Poulin's life wasn't as sunny as he painted. He had a criminal record for uttering death threats, theft, harassment and carrying a weapon. Online, he wrote that he'd been accused of threatening to blow up a Timmins gas station.
Poulin refers to his home country as "dar al-kufr" — land of disbelief — and says he couldn't live in such a place where "you cannot obey Allah fully."
He also reveals that he got married after arriving in Syria and that his wife is pregnant. Poulin says those who can't join the fight should give money to the cause.
Possible initiation, expert says
Reports say Poulin left behind a wife and young child in Syria.
Shots of Canadians fishing, playing hockey and gassing up a snowmobile are interspersed with images of Poulin.
Scenes of fighting at the airport in Aleppo are also shown with the narrator saying Poulin fought and died there.

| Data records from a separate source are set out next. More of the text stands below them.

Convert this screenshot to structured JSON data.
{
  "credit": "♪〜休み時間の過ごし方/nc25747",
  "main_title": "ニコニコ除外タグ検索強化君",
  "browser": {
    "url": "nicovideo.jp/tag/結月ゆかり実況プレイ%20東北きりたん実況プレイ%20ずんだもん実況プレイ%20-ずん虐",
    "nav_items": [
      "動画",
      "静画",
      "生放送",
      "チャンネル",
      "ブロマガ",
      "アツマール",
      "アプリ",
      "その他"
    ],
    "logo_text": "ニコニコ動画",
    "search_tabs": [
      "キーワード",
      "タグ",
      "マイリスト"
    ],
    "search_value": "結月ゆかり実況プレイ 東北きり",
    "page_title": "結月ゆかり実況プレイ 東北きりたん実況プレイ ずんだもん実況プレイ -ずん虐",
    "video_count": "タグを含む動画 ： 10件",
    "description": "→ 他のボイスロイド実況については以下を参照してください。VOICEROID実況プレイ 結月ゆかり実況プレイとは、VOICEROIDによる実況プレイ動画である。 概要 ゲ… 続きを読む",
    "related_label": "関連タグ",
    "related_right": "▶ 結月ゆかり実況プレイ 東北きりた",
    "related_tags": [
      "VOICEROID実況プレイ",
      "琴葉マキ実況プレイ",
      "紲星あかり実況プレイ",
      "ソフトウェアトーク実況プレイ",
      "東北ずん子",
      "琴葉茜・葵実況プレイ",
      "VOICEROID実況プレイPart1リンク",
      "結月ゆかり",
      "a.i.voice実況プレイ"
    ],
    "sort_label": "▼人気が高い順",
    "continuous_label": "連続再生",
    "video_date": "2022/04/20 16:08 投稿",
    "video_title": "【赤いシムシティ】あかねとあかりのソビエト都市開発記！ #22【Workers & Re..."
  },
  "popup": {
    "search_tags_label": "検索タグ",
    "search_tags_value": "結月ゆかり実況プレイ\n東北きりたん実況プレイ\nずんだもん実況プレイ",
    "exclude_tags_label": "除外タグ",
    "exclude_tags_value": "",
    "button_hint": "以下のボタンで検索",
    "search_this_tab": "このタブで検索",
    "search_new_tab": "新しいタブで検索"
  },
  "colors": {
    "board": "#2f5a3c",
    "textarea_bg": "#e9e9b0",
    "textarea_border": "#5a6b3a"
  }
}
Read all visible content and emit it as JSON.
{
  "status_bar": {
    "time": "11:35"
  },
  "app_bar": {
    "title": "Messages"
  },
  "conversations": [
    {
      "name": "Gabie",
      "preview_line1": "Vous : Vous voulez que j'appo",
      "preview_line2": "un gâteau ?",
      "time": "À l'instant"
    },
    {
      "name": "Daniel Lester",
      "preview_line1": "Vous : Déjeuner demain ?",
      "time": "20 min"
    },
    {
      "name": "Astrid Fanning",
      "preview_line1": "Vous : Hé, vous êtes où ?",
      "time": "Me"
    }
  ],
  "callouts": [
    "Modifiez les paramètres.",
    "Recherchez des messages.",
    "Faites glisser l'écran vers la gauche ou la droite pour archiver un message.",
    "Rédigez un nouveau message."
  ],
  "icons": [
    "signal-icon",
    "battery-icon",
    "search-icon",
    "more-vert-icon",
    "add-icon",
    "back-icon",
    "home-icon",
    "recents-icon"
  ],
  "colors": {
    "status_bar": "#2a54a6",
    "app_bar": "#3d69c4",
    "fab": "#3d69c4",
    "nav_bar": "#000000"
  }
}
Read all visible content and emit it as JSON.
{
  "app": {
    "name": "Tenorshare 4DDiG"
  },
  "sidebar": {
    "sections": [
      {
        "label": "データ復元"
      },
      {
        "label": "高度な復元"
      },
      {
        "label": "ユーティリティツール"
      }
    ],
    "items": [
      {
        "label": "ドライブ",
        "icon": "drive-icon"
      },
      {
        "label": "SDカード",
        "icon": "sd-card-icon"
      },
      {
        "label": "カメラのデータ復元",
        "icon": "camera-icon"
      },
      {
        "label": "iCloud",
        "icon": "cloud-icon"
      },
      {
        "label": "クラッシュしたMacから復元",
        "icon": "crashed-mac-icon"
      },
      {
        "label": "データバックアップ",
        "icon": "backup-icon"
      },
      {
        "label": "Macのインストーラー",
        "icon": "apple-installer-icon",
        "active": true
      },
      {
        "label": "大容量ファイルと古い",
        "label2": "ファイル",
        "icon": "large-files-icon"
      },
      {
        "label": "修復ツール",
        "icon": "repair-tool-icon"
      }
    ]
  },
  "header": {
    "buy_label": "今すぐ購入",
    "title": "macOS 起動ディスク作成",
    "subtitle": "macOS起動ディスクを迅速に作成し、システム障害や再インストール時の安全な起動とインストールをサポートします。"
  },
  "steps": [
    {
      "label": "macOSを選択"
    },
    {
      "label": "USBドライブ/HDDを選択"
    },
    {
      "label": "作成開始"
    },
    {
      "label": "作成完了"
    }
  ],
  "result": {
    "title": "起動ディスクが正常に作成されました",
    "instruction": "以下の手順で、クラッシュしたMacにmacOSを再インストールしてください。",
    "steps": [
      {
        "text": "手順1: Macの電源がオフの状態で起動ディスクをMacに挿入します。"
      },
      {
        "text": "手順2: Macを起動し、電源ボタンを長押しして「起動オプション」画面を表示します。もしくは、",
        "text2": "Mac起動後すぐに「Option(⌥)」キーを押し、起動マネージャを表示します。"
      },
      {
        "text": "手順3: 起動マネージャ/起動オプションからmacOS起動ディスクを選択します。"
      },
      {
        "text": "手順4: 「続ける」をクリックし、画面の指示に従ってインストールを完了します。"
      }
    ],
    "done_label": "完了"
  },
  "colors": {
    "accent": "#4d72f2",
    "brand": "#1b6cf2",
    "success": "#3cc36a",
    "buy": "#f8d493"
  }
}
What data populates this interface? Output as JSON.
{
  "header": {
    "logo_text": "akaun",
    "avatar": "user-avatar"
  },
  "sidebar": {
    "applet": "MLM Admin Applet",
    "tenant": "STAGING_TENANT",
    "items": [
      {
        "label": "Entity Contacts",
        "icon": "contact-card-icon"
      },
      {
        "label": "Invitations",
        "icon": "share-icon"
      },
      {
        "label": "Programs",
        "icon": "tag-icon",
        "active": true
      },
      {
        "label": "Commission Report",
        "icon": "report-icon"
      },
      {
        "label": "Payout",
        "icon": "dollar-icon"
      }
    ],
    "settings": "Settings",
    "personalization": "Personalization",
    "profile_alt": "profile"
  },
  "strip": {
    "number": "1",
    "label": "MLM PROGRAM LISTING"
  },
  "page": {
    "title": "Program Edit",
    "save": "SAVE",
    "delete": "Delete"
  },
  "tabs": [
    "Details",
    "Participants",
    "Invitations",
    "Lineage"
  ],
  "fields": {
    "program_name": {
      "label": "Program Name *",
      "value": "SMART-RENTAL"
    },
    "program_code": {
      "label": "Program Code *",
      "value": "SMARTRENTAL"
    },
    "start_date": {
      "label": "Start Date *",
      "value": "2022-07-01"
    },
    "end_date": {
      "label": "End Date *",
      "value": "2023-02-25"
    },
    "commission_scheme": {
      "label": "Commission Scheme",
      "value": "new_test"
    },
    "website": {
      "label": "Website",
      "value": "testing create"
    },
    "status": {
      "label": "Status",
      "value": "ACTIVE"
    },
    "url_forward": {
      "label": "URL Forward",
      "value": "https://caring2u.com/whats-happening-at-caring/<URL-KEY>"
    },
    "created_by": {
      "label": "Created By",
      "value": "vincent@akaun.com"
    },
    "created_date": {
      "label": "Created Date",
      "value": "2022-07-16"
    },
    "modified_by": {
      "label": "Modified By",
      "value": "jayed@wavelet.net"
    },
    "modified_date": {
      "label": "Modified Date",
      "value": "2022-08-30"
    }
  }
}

Steven Emerson of the Washington D.C.-based Investigative Project on Terrorism said Western recruits are often made to do such videos as an initiation.
"Before they actually participate in hostilities, one of the recruitment requirements is to make a video — sort of your last will and testament — for posterity, which are then posted online should they die in battle," he said.
The video was posted online by an American organization that tracks extremist groups, the Maryland-based SITE intelligence group. It is yet unclear when the video was taken.
SITE said the video was produced by the Islamic State's propaganda wing, the al-Hayat Media Center, and was first posted on a file-sharing website. There was no immediate verification of SITE's claim from the Canadian government.
Emerson said such videos are successful as Westerners appeal more to potential Western recruits, and that is evident in the "hundreds, if not thousands" of foreigners fighting in Syria in the last five years.